Instructions for the task:
In duplicating the lines below, keep every word unchanged and drop the pictures.

(Page and application data records)
——

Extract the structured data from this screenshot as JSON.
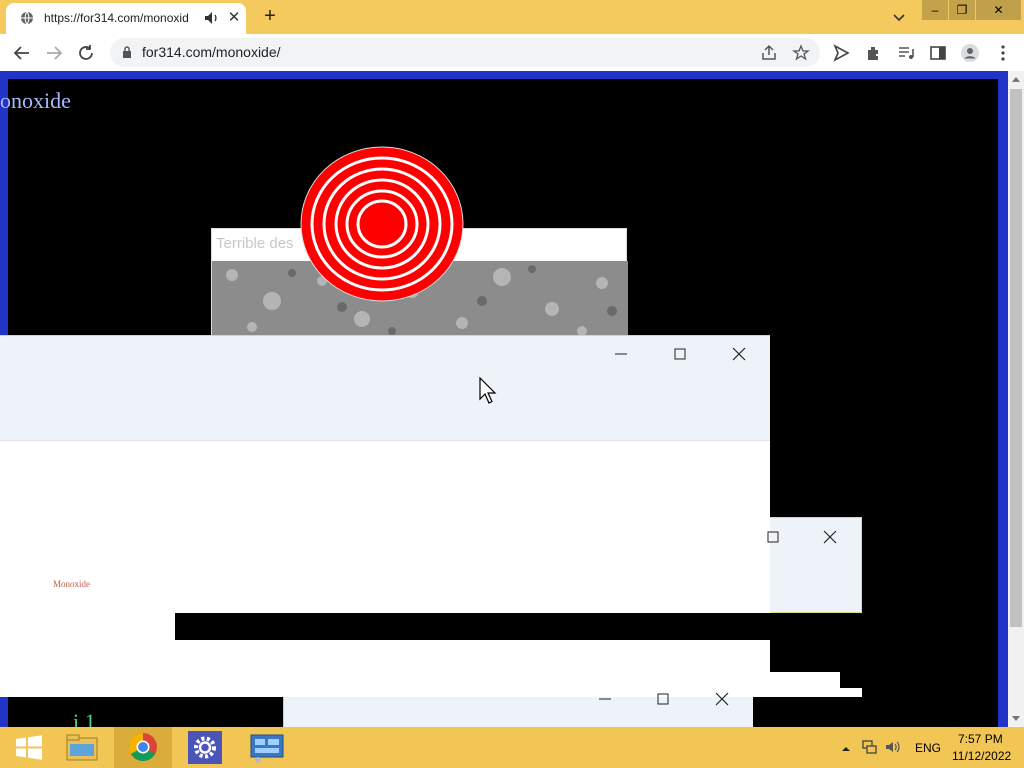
{
  "browser": {
    "tab_title": "https://for314.com/monoxid",
    "url": "for314.com/monoxide/",
    "window_controls": {
      "minimize": "–",
      "restore": "❐",
      "close": "✕"
    }
  },
  "page": {
    "title": "onoxide",
    "stone_caption": "Terrible des",
    "window_label": "Monoxide",
    "window_bottom_text": "i 1"
  },
  "taskbar": {
    "lang": "ENG",
    "time": "7:57 PM",
    "date": "11/12/2022",
    "apps": [
      "start-icon",
      "file-explorer-icon",
      "chrome-icon",
      "settings-icon",
      "control-panel-icon"
    ]
  },
  "colors": {
    "taskbar": "#f2c655",
    "titlebar": "#f4c95d",
    "page_border": "#2233c8",
    "target_red": "#ff0000",
    "title_text": "#a9b8ff"
  }
}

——

Expected answer:
Extract the structured data from this screenshot as JSON.
{
  "browser": {
    "tab_title": "https://for314.com/monoxid",
    "url": "for314.com/monoxide/",
    "window_controls": {
      "minimize": "–",
      "restore": "❐",
      "close": "✕"
    }
  },
  "page": {
    "title": "onoxide",
    "stone_caption": "Terrible des",
    "window_label": "Monoxide",
    "window_bottom_text": "i 1"
  },
  "taskbar": {
    "lang": "ENG",
    "time": "7:57 PM",
    "date": "11/12/2022",
    "apps": [
      "start-icon",
      "file-explorer-icon",
      "chrome-icon",
      "settings-icon",
      "control-panel-icon"
    ]
  },
  "colors": {
    "taskbar": "#f2c655",
    "titlebar": "#f4c95d",
    "page_border": "#2233c8",
    "target_red": "#ff0000",
    "title_text": "#a9b8ff"
  }
}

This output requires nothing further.